▶ TRY IT: Below are records to retype exactly, except for the pictures.

▶ INFORMATION PROVIDED:
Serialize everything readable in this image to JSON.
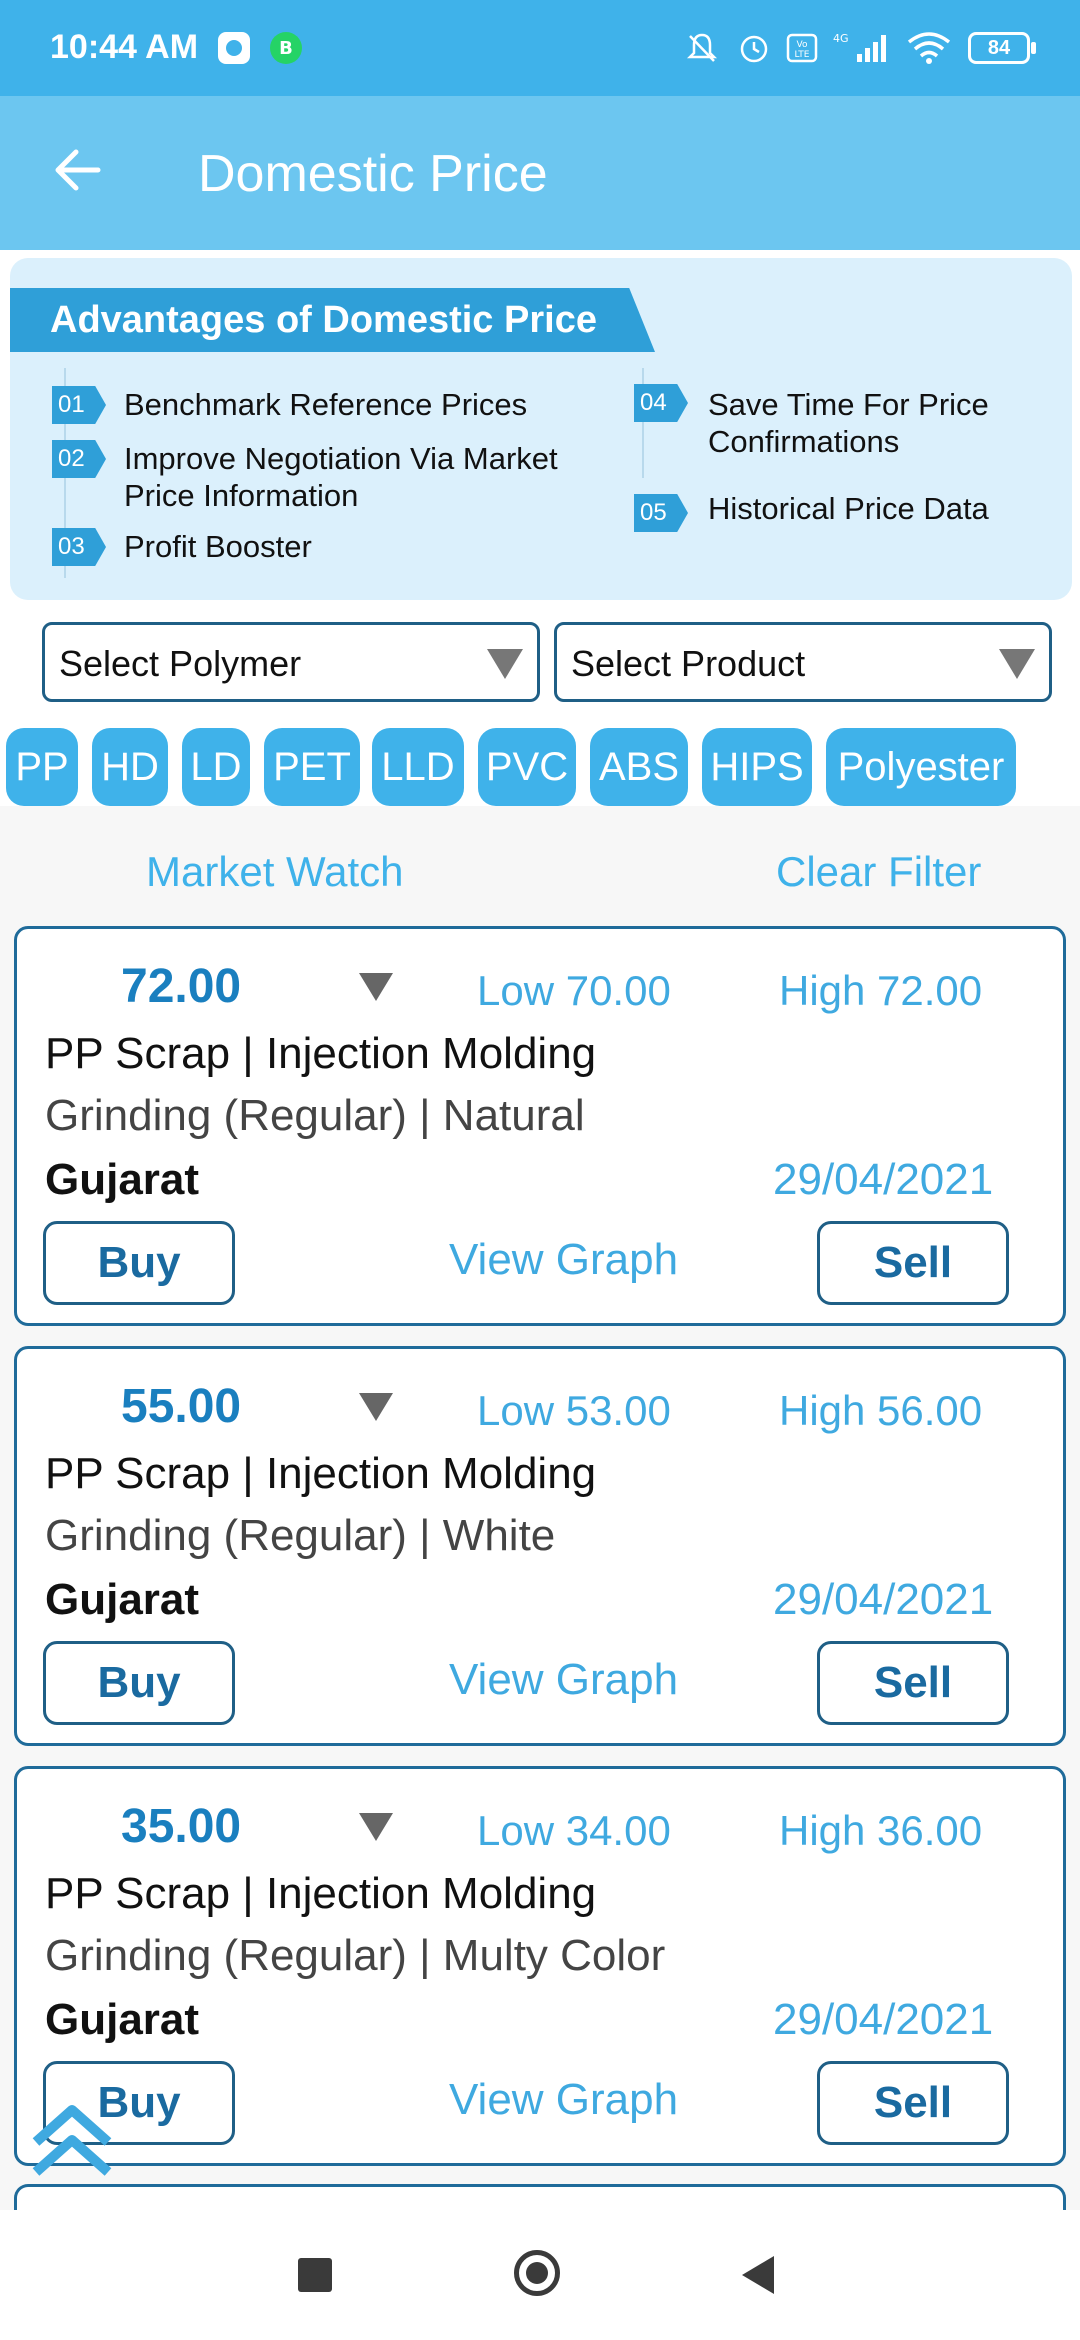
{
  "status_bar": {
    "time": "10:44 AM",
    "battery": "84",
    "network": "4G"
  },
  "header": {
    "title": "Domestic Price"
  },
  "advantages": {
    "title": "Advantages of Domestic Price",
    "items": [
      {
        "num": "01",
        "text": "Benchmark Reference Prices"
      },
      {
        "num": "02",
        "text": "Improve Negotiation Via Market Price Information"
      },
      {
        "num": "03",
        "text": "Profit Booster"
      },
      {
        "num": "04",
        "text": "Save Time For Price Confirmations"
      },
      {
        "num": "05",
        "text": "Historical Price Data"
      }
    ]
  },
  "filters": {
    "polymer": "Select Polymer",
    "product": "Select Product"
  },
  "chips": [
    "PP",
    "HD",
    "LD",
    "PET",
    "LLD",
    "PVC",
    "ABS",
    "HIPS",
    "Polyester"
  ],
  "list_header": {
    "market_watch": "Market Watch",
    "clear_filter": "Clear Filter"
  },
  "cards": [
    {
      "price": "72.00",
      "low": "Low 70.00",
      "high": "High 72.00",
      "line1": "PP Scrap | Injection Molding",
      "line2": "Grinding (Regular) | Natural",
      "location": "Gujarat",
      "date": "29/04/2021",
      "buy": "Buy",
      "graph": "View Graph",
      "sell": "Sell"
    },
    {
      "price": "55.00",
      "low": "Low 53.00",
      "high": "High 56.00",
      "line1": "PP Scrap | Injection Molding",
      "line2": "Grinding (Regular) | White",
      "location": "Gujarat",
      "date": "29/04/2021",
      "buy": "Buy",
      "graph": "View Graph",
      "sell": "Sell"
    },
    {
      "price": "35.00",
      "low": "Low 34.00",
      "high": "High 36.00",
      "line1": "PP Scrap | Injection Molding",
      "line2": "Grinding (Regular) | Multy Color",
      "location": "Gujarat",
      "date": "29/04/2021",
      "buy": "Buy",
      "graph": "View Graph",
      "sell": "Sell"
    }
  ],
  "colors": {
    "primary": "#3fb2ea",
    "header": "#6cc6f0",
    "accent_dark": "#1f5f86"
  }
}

▶ RESPONSE BELOW:
Serialize everything readable in this image to JSON.
{
  "status_bar": {
    "time": "10:44 AM",
    "battery": "84",
    "network": "4G"
  },
  "header": {
    "title": "Domestic Price"
  },
  "advantages": {
    "title": "Advantages of Domestic Price",
    "items": [
      {
        "num": "01",
        "text": "Benchmark Reference Prices"
      },
      {
        "num": "02",
        "text": "Improve Negotiation Via Market Price Information"
      },
      {
        "num": "03",
        "text": "Profit Booster"
      },
      {
        "num": "04",
        "text": "Save Time For Price Confirmations"
      },
      {
        "num": "05",
        "text": "Historical Price Data"
      }
    ]
  },
  "filters": {
    "polymer": "Select Polymer",
    "product": "Select Product"
  },
  "chips": [
    "PP",
    "HD",
    "LD",
    "PET",
    "LLD",
    "PVC",
    "ABS",
    "HIPS",
    "Polyester"
  ],
  "list_header": {
    "market_watch": "Market Watch",
    "clear_filter": "Clear Filter"
  },
  "cards": [
    {
      "price": "72.00",
      "low": "Low 70.00",
      "high": "High 72.00",
      "line1": "PP Scrap | Injection Molding",
      "line2": "Grinding (Regular) | Natural",
      "location": "Gujarat",
      "date": "29/04/2021",
      "buy": "Buy",
      "graph": "View Graph",
      "sell": "Sell"
    },
    {
      "price": "55.00",
      "low": "Low 53.00",
      "high": "High 56.00",
      "line1": "PP Scrap | Injection Molding",
      "line2": "Grinding (Regular) | White",
      "location": "Gujarat",
      "date": "29/04/2021",
      "buy": "Buy",
      "graph": "View Graph",
      "sell": "Sell"
    },
    {
      "price": "35.00",
      "low": "Low 34.00",
      "high": "High 36.00",
      "line1": "PP Scrap | Injection Molding",
      "line2": "Grinding (Regular) | Multy Color",
      "location": "Gujarat",
      "date": "29/04/2021",
      "buy": "Buy",
      "graph": "View Graph",
      "sell": "Sell"
    }
  ],
  "colors": {
    "primary": "#3fb2ea",
    "header": "#6cc6f0",
    "accent_dark": "#1f5f86"
  }
}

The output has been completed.